... Very light snow is known to occur at high latitudes on Mars ... A "snow" of hydrocarbons is also theorized to occur on Saturn's moon Titan ... on Venus, there is a phenomenon which is quite similar to snow ...
Rose Red
... Rose Red (German Rosenrot), or Rose-Red, is a character in the fairy tale Snow-White and Rose-Red, recorded by the Brothers Grimm ... She is the sister of Snow-White, not to be confused with Snow White ... is portrayed as the more rambunctious of the two devoted sisters, associated with the summer as Snow-White is with the winter ...
Winter Weather Advisory
... system produces a combination of winter weather (snow, freezing rain, or sleet) that presents a hazard, but does not meet warning criteria ... For example, any measurable snow will constitute the advisory in Florida, while up to 5 inches will do so in New England ... to the 2008-09 winter storm season, there was the Snow Advisory, specific for when snow was the only hazard expected in the advised area, the Sleet Advisory, specific for when sleet was ...
Peter Snow - Personal Life
... Snow has been married twice, and has six children from three relationships ... citizen Matthieu, was born before his first marriage, although Snow was not aware of his exisence until he was an adult ... Snow was appointed CBE (Commander of the Order of the British Empire) for his services to broadcasting in the 2006 Queen's New Year's Honours List ...
Snow (disambiguation) - Other Uses
... SNOW, a stream cipher Snow (dessert), two types of dessert Snow (ship), a type of two-masted sailing vessel Snow (visual novel), a 2003 Japanese adult visual novel Snow beer ... Snow College, Ephraim, Utah, U.S ... John Snow College, a college of the University of Durham Cocaine or snow, a crystalline tropane alkaloid obtained from the leaves of the coca plant Noise (vide ...

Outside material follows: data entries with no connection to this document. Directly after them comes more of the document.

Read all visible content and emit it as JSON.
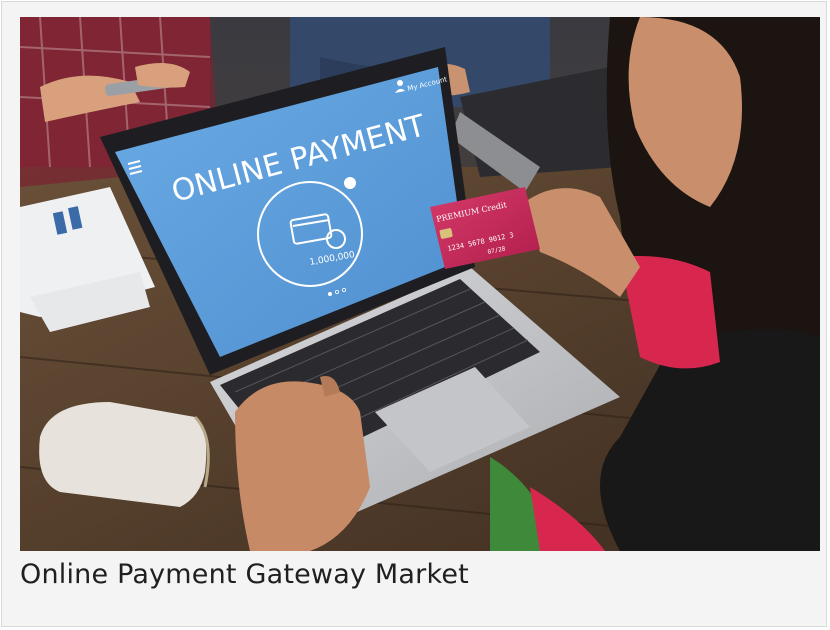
{
  "article": {
    "title": "Online Payment Gateway Market"
  },
  "photo": {
    "screen_headline": "ONLINE PAYMENT",
    "screen_account": "My Account",
    "screen_amount": "1,000,000",
    "card_title": "PREMIUM Credit",
    "card_number": "1234 5678 9012 3",
    "card_expiry": "07/28",
    "colors": {
      "screen_blue": "#5f9fdc",
      "card_pink": "#c92b5c",
      "sleeve_red": "#d8274f"
    }
  }
}
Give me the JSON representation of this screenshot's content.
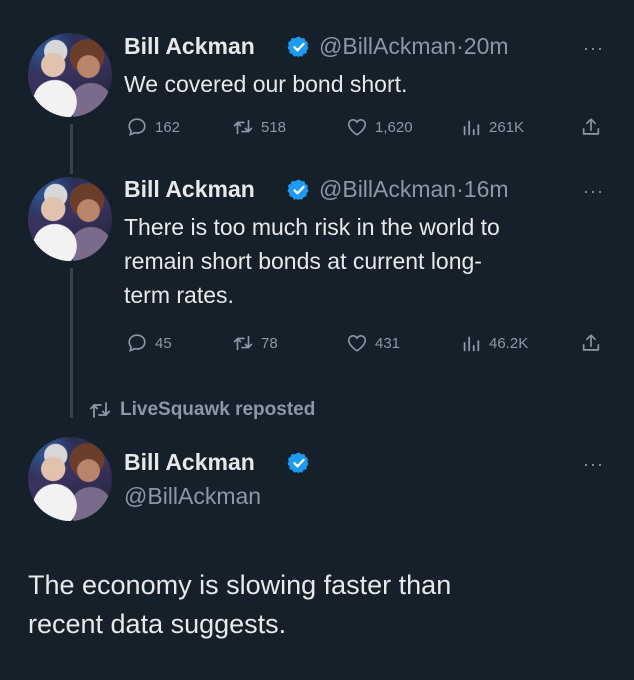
{
  "tweets": [
    {
      "author": "Bill Ackman",
      "handle": "@BillAckman",
      "time_sep": "·",
      "time": "20m",
      "text": "We covered our bond short.",
      "replies": "162",
      "reposts": "518",
      "likes": "1,620",
      "views": "261K"
    },
    {
      "author": "Bill Ackman",
      "handle": "@BillAckman",
      "time_sep": "·",
      "time": "16m",
      "text_lines": [
        "There is too much risk in the world to",
        "remain short bonds at current long-",
        "term rates."
      ],
      "replies": "45",
      "reposts": "78",
      "likes": "431",
      "views": "46.2K"
    }
  ],
  "repost": {
    "label": "LiveSquawk reposted",
    "author": "Bill Ackman",
    "handle": "@BillAckman",
    "text_lines": [
      "The economy is slowing faster than",
      "recent data suggests."
    ]
  },
  "more_label": "···",
  "icons": [
    "reply-icon",
    "repost-icon",
    "like-icon",
    "views-icon",
    "share-icon",
    "verified-badge-icon",
    "more-icon"
  ],
  "colors": {
    "background": "#15202b",
    "text": "#e7e9ea",
    "secondary": "#8b98a5",
    "verified": "#1d9bf0"
  }
}
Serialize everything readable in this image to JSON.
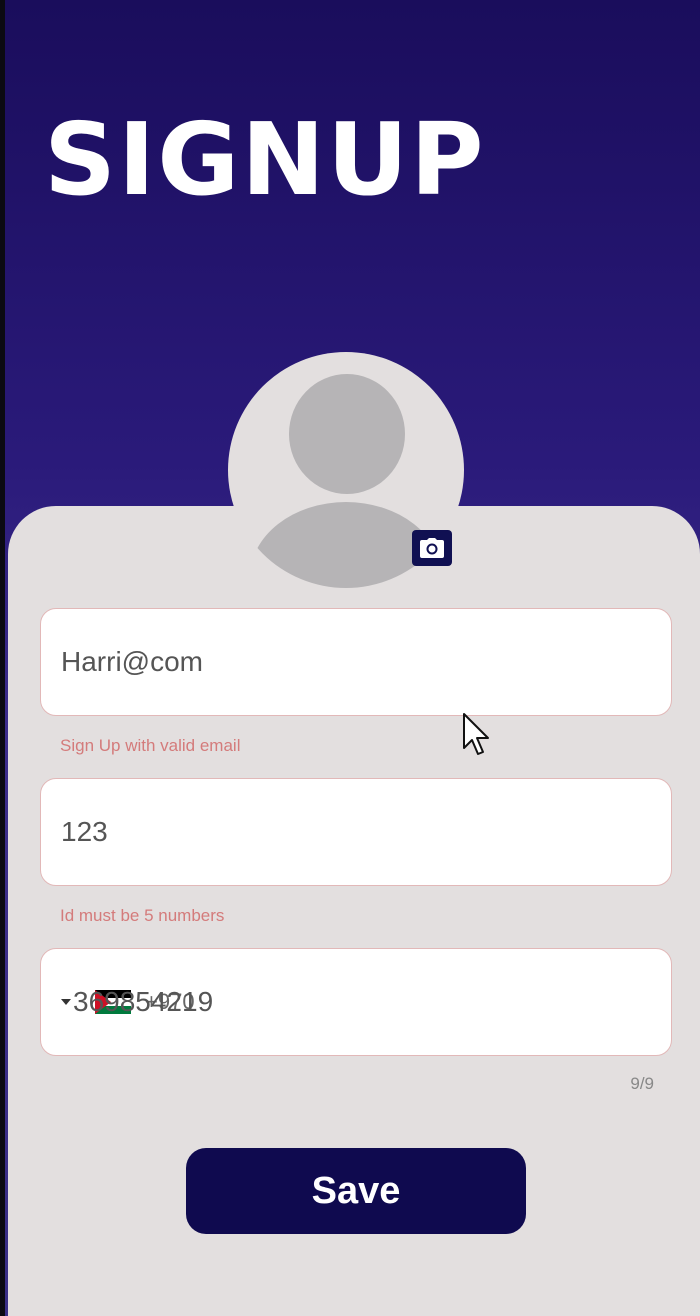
{
  "header": {
    "title": "SIGNUP"
  },
  "avatar": {
    "icon": "person-placeholder-icon",
    "camera_icon": "camera-icon"
  },
  "form": {
    "email": {
      "value": "Harri@com",
      "error": "Sign Up with valid email"
    },
    "id": {
      "value": "123",
      "error": "Id must be 5 numbers"
    },
    "phone": {
      "dial_code": "+970",
      "value": "369854219",
      "counter": "9/9",
      "flag": "palestine-flag-icon"
    }
  },
  "actions": {
    "save_label": "Save"
  },
  "colors": {
    "header_bg": "#2a1a7a",
    "card_bg": "#e3dfdf",
    "button_bg": "#0f0a4f",
    "error": "#d47b7b"
  }
}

Famous quotes containing the word snow:

    These be
    Three silent things:
    The falling snow ... the hour
    Before the dawn ... the mouth of one
    Just dead.
    Adelaide Crapsey (1878–1914)

    Old age is
    a flight of small
    cheeping birds
    skimming
    bare trees
    above a snow glaze.
    William Carlos Williams (1883–1963)

    You have to make more noise than anybody else, you have to make yourself more obtrusive than anybody else, you have to fill all the papers more than anybody else, in fact you have to be there all the time and see that they do not snow you under, if you are really going to get your reform realized.
    Emmeline Pankhurst (1858–1928)